First of all, the author espouses that Adam and Eve, as the first humans, were giants while living in the Garden of Eden. And, even still, were not really humans; they were immortals, like angels. Only after the Fall of Man did these two shrink to “human size.” Also, it claims that their children, Cain and Abel, were born in the Garden of Eden. That pretty much tells us that Adam and Eve had intercourse and that Eve, an immortal spiritual being, became pregnant and gave birth to her sons. In the Bible, it says that Cain and Abel were born AFTER the Fall of Man, and not before. An excerpt of Genesis is at the back of the book, where it does clearly say that Cain and Abel were born after Adam and Eve were banished from the Garden of Eden. The book also puts forward the idea that when Adam sinned, his soul “shattered” and so-called “soul sparks” went into preexisting human-like apes and all of a sudden, these apes had souls and were consciously aware. (We even have these “soul sparks” in our bodies right now!)
So after Original Sin, we have Adam, Eve, Cain and Abel – all formerly immortal giants now mortal puny human beings – as well as human-like apes with Adam’s soul sparks that eventually evolve into Homo sapiens, as well as the rest of the monkey population who are not so lucky to have souls, human-like appearances or conscious thought. But we also have “other people” who are “out there” in the world, outside of the Garden of Eden, because as we see, after Cain murders his brother Abel, he worries that “the others” out there will harm him or kill him after God banishes him, so God places a mark on him to keep him safe. While some of this is the same stuff we’ve been reading in our Bibles since the days of Sunday School, other things are not, so, you know, it’s important to read this book carefully.
While the book does try to explain how religion and science are the same and uses ideas to explain how science is even a part of God’s plans for creation, I was bothered by how the author seemed to translate Bible verses in a way that seemed to fit his ideas. Also, he relies heavily on Jewish texts and scripture more than on Biblical scripture to back up his claims. Granted, Middle Eastern and Jewish texts do indeed have interesting translations of Biblical events, as well as some extra details not found in a standard KJV, but it seemed like the author decided to pick and choose from various Jewish texts in order to support his claims. Every single religious book has its own interpretations of creation and how humans began. In my own personal opinion, I didn’t feel it was a good idea for the author to keep grabbing a verse from the Talmud or rabbinical writings to back up his explanation of certain events in the book of Genesis.

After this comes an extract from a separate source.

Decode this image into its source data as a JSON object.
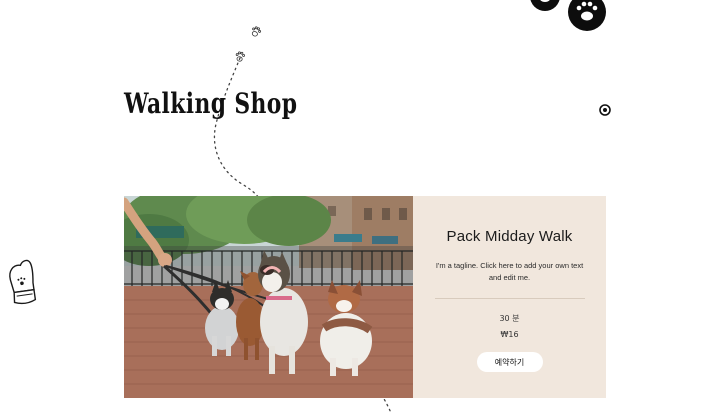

Overall, it was an interesting book to read. It’s an interesting theory, and an interesting translation of the book of Genesis, but not one that I can entirely support.
What really happened when Adam sinned in the Garden of Eden? Was the Great Flood an actual global disaster wiping out all of humanity save for a family safely floating in the Ark? And what really happened at the Tower of Babel? These are questions that author Daniel Friedmann attempts to explain using Jewish and rabbinical writings, and put forward how science actually supports these ideas rather than refuting them.

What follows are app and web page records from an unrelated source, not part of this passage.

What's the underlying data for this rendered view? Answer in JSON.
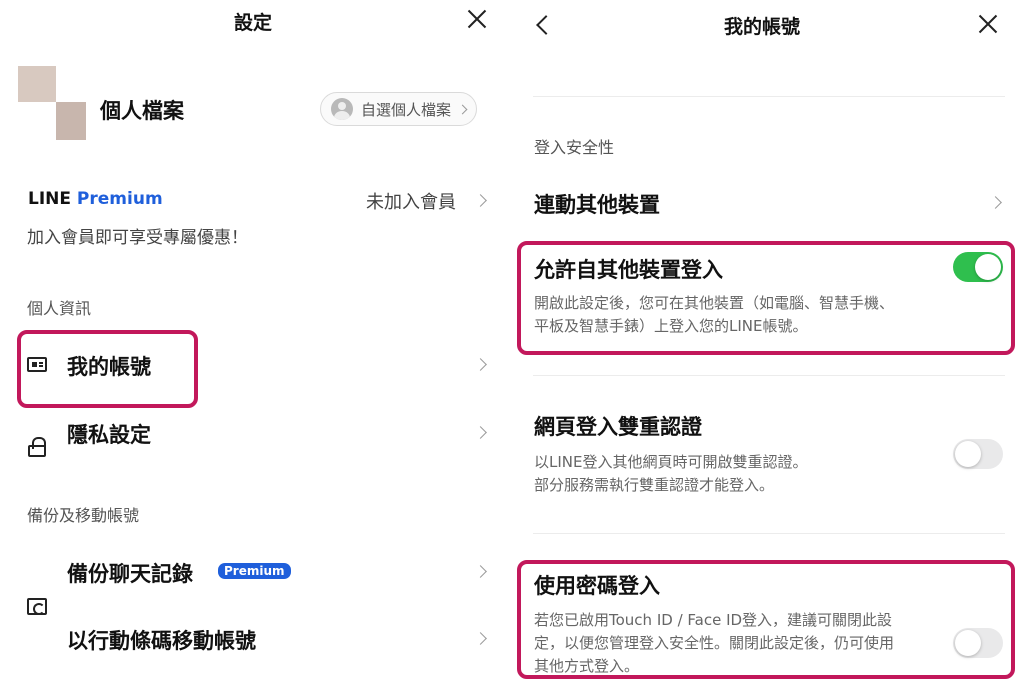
{
  "left_panel": {
    "title": "設定",
    "profile": {
      "label": "個人檔案",
      "button_label": "自選個人檔案"
    },
    "premium": {
      "brand_line": "LINE",
      "brand_premium": "Premium",
      "status": "未加入會員",
      "desc": "加入會員即可享受專屬優惠！"
    },
    "sections": {
      "personal_info": "個人資訊",
      "backup": "備份及移動帳號"
    },
    "items": {
      "my_account": "我的帳號",
      "privacy": "隱私設定",
      "backup_chat": "備份聊天記錄",
      "backup_badge": "Premium",
      "qr_move": "以行動條碼移動帳號"
    },
    "icons": [
      "close-icon",
      "card-icon",
      "lock-icon",
      "folder-icon",
      "qr-code-icon",
      "chevron-right-icon"
    ]
  },
  "right_panel": {
    "title": "我的帳號",
    "section": "登入安全性",
    "link_devices": "連動其他裝置",
    "allow_login": {
      "label": "允許自其他裝置登入",
      "desc_line1": "開啟此設定後，您可在其他裝置（如電腦、智慧手機、",
      "desc_line2": "平板及智慧手錶）上登入您的LINE帳號。",
      "enabled": true
    },
    "web_2fa": {
      "label": "網頁登入雙重認證",
      "desc_line1": "以LINE登入其他網頁時可開啟雙重認證。",
      "desc_line2": "部分服務需執行雙重認證才能登入。",
      "enabled": false
    },
    "passcode": {
      "label": "使用密碼登入",
      "desc_line1": "若您已啟用Touch ID / Face ID登入，建議可關閉此設",
      "desc_line2": "定，以便您管理登入安全性。關閉此設定後，仍可使用",
      "desc_line3": "其他方式登入。",
      "enabled": false
    },
    "icons": [
      "back-icon",
      "close-icon",
      "chevron-right-icon"
    ]
  },
  "colors": {
    "highlight": "#c2185b",
    "toggle_on": "#2fbf4e",
    "premium_blue": "#1f5fdb"
  }
}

The Broken Gift: How did we get here? Was Adam the first man? Was man created by divine act in less than one day almost 6,000 years ago, as the Bible suggests? Or did man appear 200,000 years ago as the culmination of numerous human-like species that existed during a span of millions of years, as the scientific record shows? Both cannot be right. Or can they? Imagine there exist manuscripts, written centuries ago, that could help us objectively decipher Genesis and thereby extract the timeline and key events recounting the appearance and early history of our species, Homo sapiens, precisely as identified by the latest scientific evidence derived from the fossil record and genetic studies. The Broken Gift carefully examines the relationship between scientific theory and Biblical teachings. The book approaches the human origins debate from a fresh perspective informed by both scientific and scriptural research. The author demonstrates alignment between key events and their dates relating to the appearance and early history of our species as described in Genesis chapters 1 through 11 (Adam, Adam’s descendants, the Flood, and the fall of Babel) with those derived from scientific observation. Could both be true? Is the evidence solid or is it sophistry? You’ll have to be the judge. Read The Broken Gift and join the conversation.